HARBOUR BOARD BILLS., Auckland Star, Volume XL, Issue 80, 3 April 1909
Fairfax Media is the copyright owner for the Auckland Star. You can reproduce in-copyright material from this newspaper for non-commercial use under a Creative Commons New Zealand BY-NC-SA licence . This newspaper is not available for commercial use without the consent of Fairfax Media. For advice on reproduction of out-of-copyright material from this newspaper, please refer to the Copyright guide.
This newspaper was digitised in partnership with Auckland Libraries.
Papers Past now contains more than just newspapers. Use these links to navigate to other kinds of materials.

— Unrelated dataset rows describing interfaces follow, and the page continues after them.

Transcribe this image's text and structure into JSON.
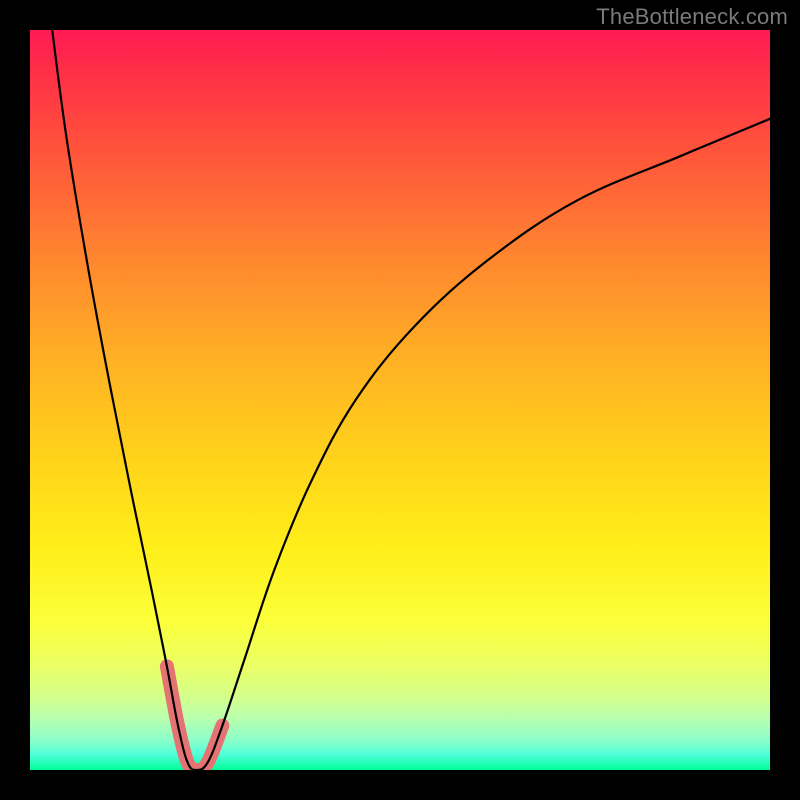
{
  "watermark": "TheBottleneck.com",
  "chart_data": {
    "type": "line",
    "title": "",
    "xlabel": "",
    "ylabel": "",
    "xlim": [
      0,
      100
    ],
    "ylim": [
      0,
      100
    ],
    "gradient_stops": [
      {
        "pct": 0,
        "color": "#ff1a53"
      },
      {
        "pct": 6,
        "color": "#ff3046"
      },
      {
        "pct": 18,
        "color": "#ff5a3a"
      },
      {
        "pct": 32,
        "color": "#ff8a2e"
      },
      {
        "pct": 45,
        "color": "#ffb224"
      },
      {
        "pct": 58,
        "color": "#ffd31a"
      },
      {
        "pct": 70,
        "color": "#ffee1a"
      },
      {
        "pct": 80,
        "color": "#fbff3a"
      },
      {
        "pct": 86,
        "color": "#eaff66"
      },
      {
        "pct": 90,
        "color": "#d4ff8a"
      },
      {
        "pct": 93,
        "color": "#b8ffad"
      },
      {
        "pct": 96,
        "color": "#8bffcb"
      },
      {
        "pct": 98,
        "color": "#4cffd8"
      },
      {
        "pct": 100,
        "color": "#00ff99"
      }
    ],
    "series": [
      {
        "name": "bottleneck-curve",
        "x": [
          3,
          5,
          8,
          11,
          14,
          16.5,
          18.5,
          20,
          21.3,
          22.5,
          24,
          26,
          29,
          33,
          38,
          44,
          52,
          62,
          74,
          88,
          100
        ],
        "y": [
          100,
          85,
          67,
          51,
          36,
          24,
          14,
          6,
          1,
          0,
          1,
          6,
          15,
          27,
          39,
          50,
          60,
          69,
          77,
          83,
          88
        ]
      }
    ],
    "highlight_band": {
      "name": "salmon-highlight",
      "x": [
        18.5,
        20,
        21.3,
        22.5,
        24,
        26
      ],
      "y": [
        14,
        6,
        1,
        0,
        1,
        6
      ]
    },
    "minimum": {
      "x": 22.5,
      "y": 0
    }
  }
}
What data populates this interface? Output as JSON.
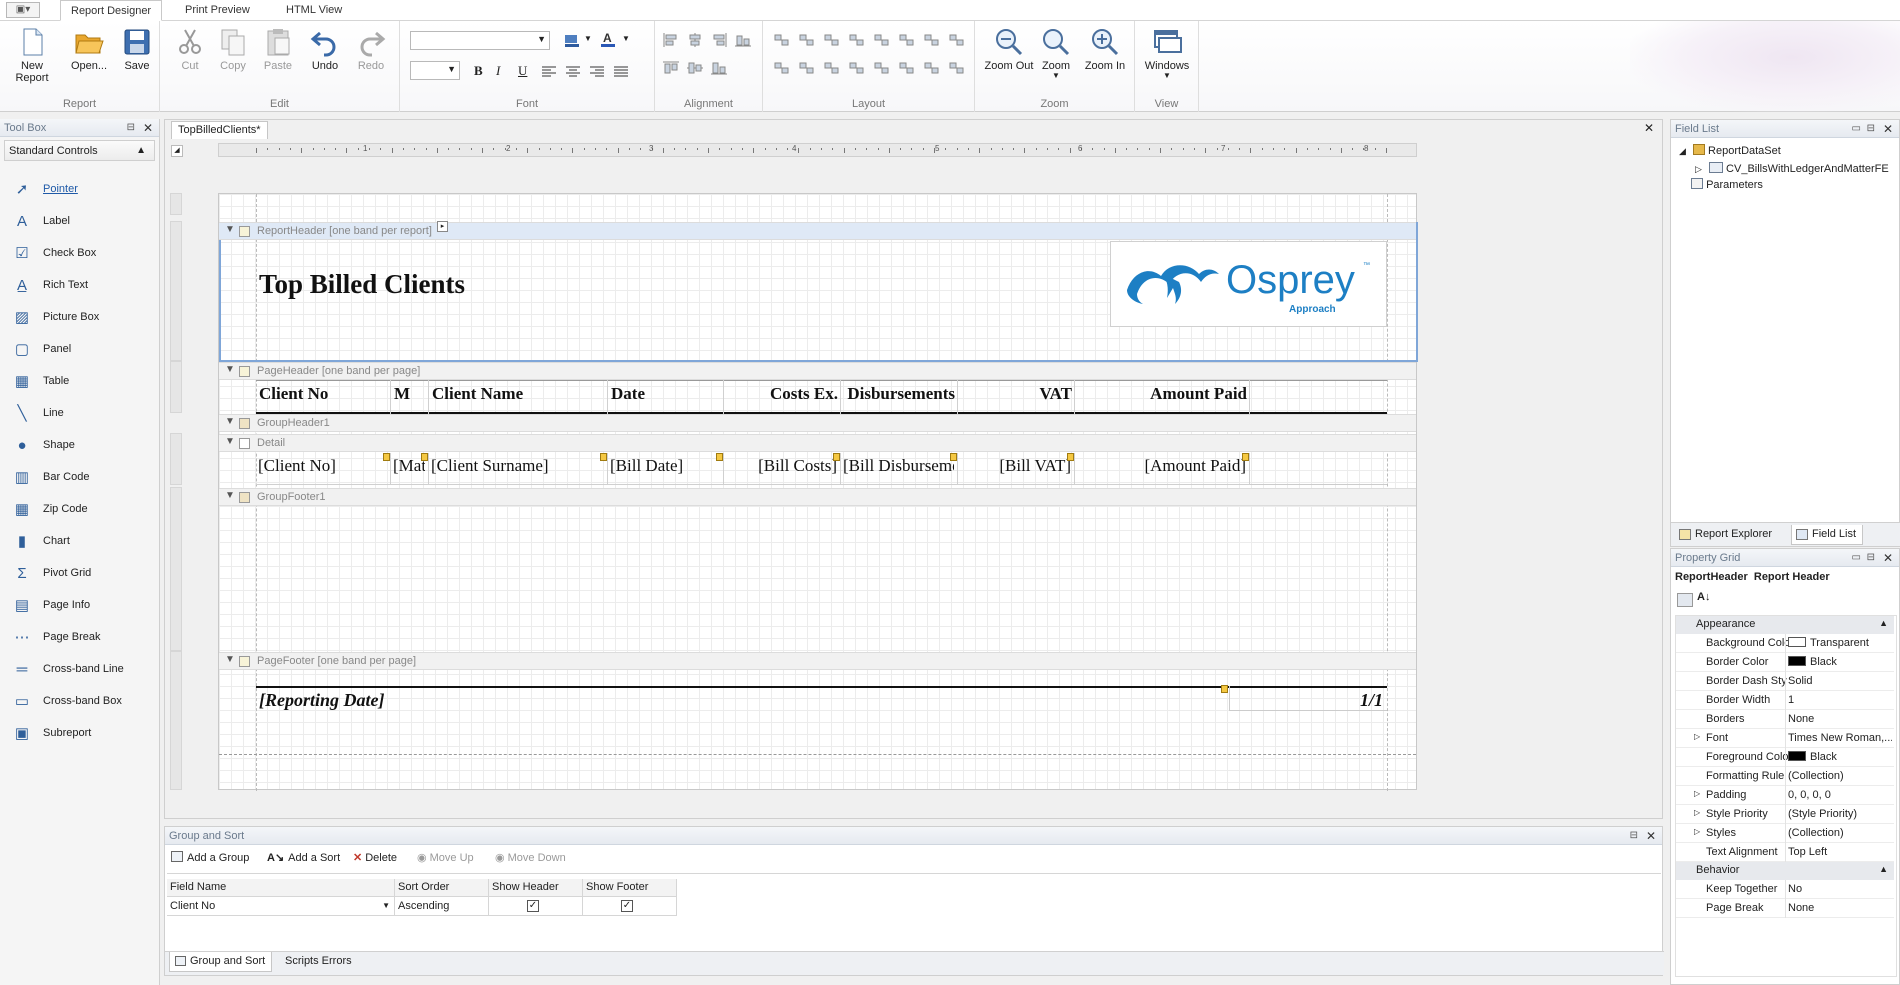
{
  "ribbon": {
    "app_menu": "▣▾",
    "tabs": [
      "Report Designer",
      "Print Preview",
      "HTML View"
    ],
    "groups": {
      "report": "Report",
      "edit": "Edit",
      "font": "Font",
      "alignment": "Alignment",
      "layout": "Layout",
      "zoom": "Zoom",
      "view": "View"
    },
    "buttons": {
      "new_report": "New Report",
      "open": "Open...",
      "save": "Save",
      "cut": "Cut",
      "copy": "Copy",
      "paste": "Paste",
      "undo": "Undo",
      "redo": "Redo",
      "zoom_out": "Zoom Out",
      "zoom": "Zoom",
      "zoom_in": "Zoom In",
      "windows": "Windows"
    },
    "font_name": "",
    "font_size": "",
    "font_buttons": {
      "bold": "B",
      "italic": "I",
      "underline": "U"
    }
  },
  "toolbox": {
    "title": "Tool Box",
    "category": "Standard Controls",
    "items": [
      "Pointer",
      "Label",
      "Check Box",
      "Rich Text",
      "Picture Box",
      "Panel",
      "Table",
      "Line",
      "Shape",
      "Bar Code",
      "Zip Code",
      "Chart",
      "Pivot Grid",
      "Page Info",
      "Page Break",
      "Cross-band Line",
      "Cross-band Box",
      "Subreport"
    ]
  },
  "document": {
    "tab_title": "TopBilledClients*",
    "ruler_numbers": [
      "1",
      "2",
      "3",
      "4",
      "5",
      "6",
      "7",
      "8"
    ],
    "bands": {
      "report_header": "ReportHeader [one band per report]",
      "page_header": "PageHeader [one band per page]",
      "group_header": "GroupHeader1",
      "detail": "Detail",
      "group_footer": "GroupFooter1",
      "page_footer": "PageFooter [one band per page]"
    },
    "report_title": "Top Billed Clients",
    "logo": {
      "name": "Osprey",
      "tagline": "Approach",
      "tm": "™",
      "color": "#1d7fc4"
    },
    "columns": [
      "Client No",
      "M",
      "Client Name",
      "Date",
      "Costs Ex.",
      "Disbursements",
      "VAT",
      "Amount Paid"
    ],
    "detail_fields": [
      "[Client No]",
      "[Mat",
      "[Client Surname]",
      "[Bill Date]",
      "[Bill Costs]",
      "[Bill Disburseme",
      "[Bill VAT]",
      "[Amount Paid]"
    ],
    "footer_left": "[Reporting Date]",
    "footer_right": "1/1"
  },
  "field_list": {
    "title": "Field List",
    "items": [
      "ReportDataSet",
      "CV_BillsWithLedgerAndMatterFE",
      "Parameters"
    ],
    "tabs": [
      "Report Explorer",
      "Field List"
    ]
  },
  "property_grid": {
    "title": "Property Grid",
    "object_name": "ReportHeader",
    "object_type": "Report Header",
    "categories": [
      "Appearance",
      "Behavior"
    ],
    "appearance": [
      {
        "name": "Background Colo",
        "value": "Transparent"
      },
      {
        "name": "Border Color",
        "value": "Black"
      },
      {
        "name": "Border Dash Sty",
        "value": "Solid"
      },
      {
        "name": "Border Width",
        "value": "1"
      },
      {
        "name": "Borders",
        "value": "None"
      },
      {
        "name": "Font",
        "value": "Times New Roman,..."
      },
      {
        "name": "Foreground Colo",
        "value": "Black"
      },
      {
        "name": "Formatting Rule",
        "value": "(Collection)"
      },
      {
        "name": "Padding",
        "value": "0, 0, 0, 0"
      },
      {
        "name": "Style Priority",
        "value": "(Style Priority)"
      },
      {
        "name": "Styles",
        "value": "(Collection)"
      },
      {
        "name": "Text Alignment",
        "value": "Top Left"
      }
    ],
    "behavior": [
      {
        "name": "Keep Together",
        "value": "No"
      },
      {
        "name": "Page Break",
        "value": "None"
      }
    ]
  },
  "group_sort": {
    "title": "Group and Sort",
    "toolbar": {
      "add_group": "Add a Group",
      "add_sort": "Add a Sort",
      "delete": "Delete",
      "move_up": "Move Up",
      "move_down": "Move Down"
    },
    "columns": [
      "Field Name",
      "Sort Order",
      "Show Header",
      "Show Footer"
    ],
    "row": {
      "field": "Client No",
      "order": "Ascending",
      "show_header": true,
      "show_footer": true
    },
    "tabs": [
      "Group and Sort",
      "Scripts Errors"
    ]
  }
}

These links will always show you how deep you are in the collection. Click them to get a broader view of the items you're currently viewing.
Enter names, places, or other keywords that you're curious about here. We'll look for them in the fulltext of millions of articles.
Browsed to an interesting page? Click here to search within the item you're currently viewing, or start a new search.
Use these buttons to limit your searches to particular dates, titles, and more.
Switch between images of the original document and text transcriptions and outlines you can cut and paste.
Print, save, zoom in and more.
If you'd rather just browse through documents, click here to find titles and issues from particular dates and geographic regions.
The "Help" link will show you different tips for each page on the site, so click here often as you explore the site.